I would like to suggest that the opening at the top and bottom be a bit on the small side.
you mean they're too small right now or too big? and how do ya figger that, teach?
the picture isn't very good, but the openings are about 2" x 24" right now. I could cut them larger and I could block part of them to make them smaller. I'll have to make little doors for the openings anyway, to close the heater at night.
what I like about the design is that the air is relatively unrestricted and can move through the heater quickly. should mean more air moving through and being heated, albeit to a lower temperature than if it were forced into a convoluted path. if I make the openings too small, that advantage will be lost. I also like that it's got such a low profile compared to the soda can heaters. the heater itself only extends 1.5" beyond the plane of the door.
anyhow, let me know what your thinking is about the size of the openings. probably be easier to change them now than after I hang the thing.
I've still got to caulk things to seal it up better, but it's pretty much done. except for the door knob and lock bits. I'll have to take those off the current door, so I won't do it until it's ready to hang.
weather's warming up and we haven't really needed any sort of heater for the last couple of weeks, and the sun is high enough in the sky now that it will only hit the lower third of the solar collector, so I kind of dropped the ball.
haven't put it in the sun yet, but I may get out to work on it today, in which case I'll give it a test run. apologies to all for being such a slowpoke on this.
well, it's still not done. it's far enough along that my mom gave it a brief test run today, though. she stood in the sun with the heater standing vertical for a couple minutes and put a meat thermometer at the outlet. ambient air temperature was 58 Fahrenheit. temperature coming out the top was just over 90 Fahrenheit when she got bored after about five minutes.
still needs to be sealed up a lot better, but at least I know it will work. too bad it was too late for this year.
There's a thread on the Soda Can Solar Heater in the Alternative Energy section. They were mentioning there can be a smell from the paint used to darken the interior. I am thinking something like high temp barbecue paint or engine paint might be the way to go. You might still need to cure it in the heat but I can't see something made for a barbecue would have a lot of fumes once cured.
That high temp paint wont cure at 140 degrees. I would not go that route. Needs a higher temp to cure. Use regular paint. There is a lady with a youtube video that has one of these heaters the length of her house and at least 8 ft tall. She had used the high temp paint and could not get rid of the fumes.

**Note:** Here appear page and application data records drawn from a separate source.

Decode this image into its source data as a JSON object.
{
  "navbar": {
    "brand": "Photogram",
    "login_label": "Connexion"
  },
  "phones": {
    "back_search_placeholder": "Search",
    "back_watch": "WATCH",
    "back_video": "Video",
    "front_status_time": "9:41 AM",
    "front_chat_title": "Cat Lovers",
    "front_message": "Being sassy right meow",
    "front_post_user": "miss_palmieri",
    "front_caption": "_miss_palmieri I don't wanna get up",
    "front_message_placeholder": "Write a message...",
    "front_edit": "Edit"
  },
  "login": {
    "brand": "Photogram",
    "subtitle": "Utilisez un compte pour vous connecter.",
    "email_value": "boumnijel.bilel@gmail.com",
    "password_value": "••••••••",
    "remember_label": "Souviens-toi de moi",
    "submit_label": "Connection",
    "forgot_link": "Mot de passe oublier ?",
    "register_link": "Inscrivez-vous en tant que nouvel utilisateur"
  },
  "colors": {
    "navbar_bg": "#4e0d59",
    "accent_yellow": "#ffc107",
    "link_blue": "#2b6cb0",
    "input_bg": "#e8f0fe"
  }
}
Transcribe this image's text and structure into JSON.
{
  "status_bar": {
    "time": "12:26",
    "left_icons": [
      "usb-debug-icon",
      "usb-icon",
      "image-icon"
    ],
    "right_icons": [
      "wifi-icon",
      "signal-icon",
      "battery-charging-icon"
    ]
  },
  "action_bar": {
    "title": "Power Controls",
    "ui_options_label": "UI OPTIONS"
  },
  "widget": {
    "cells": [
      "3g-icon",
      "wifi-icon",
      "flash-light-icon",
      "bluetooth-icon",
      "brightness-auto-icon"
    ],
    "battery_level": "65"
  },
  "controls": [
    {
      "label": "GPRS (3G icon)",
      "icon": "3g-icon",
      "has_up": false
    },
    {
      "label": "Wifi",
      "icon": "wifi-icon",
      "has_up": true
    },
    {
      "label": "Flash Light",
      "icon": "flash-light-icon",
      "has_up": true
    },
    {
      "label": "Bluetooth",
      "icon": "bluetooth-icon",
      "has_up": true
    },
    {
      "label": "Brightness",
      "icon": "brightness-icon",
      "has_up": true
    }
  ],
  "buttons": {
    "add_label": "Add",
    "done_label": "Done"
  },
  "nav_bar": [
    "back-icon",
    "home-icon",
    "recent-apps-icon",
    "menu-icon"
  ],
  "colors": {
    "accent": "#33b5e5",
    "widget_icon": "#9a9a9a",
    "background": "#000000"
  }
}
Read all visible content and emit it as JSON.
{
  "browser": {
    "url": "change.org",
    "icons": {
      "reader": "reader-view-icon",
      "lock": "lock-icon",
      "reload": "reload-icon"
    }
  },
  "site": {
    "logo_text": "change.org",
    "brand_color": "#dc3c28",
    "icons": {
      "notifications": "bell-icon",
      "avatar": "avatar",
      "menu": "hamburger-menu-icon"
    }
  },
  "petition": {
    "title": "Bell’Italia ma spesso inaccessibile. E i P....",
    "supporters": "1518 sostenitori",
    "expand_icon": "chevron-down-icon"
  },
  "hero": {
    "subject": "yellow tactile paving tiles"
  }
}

She took it all apart and repainted it with regular paint, not high temp, and now she is fume free. Just a gold nugget for all of you to think about.
Rocketstoves, cob, ferrocement, strawbale, all make the world go round.
I used a 99¢ rattle can from the local hardware store and I'm not having any trouble with fumes. it'll probably run outside all summer before I install the heater, so any residual solvents should be gone by next Fall. I wore a respirator while I painted, though.
it works. I haven't installed it because the sun's too high now to hit the front door and it's plenty warm in the apartment without it. I'll probably hang it around the end of September. steps left are sealing it better and installing the lock and handle.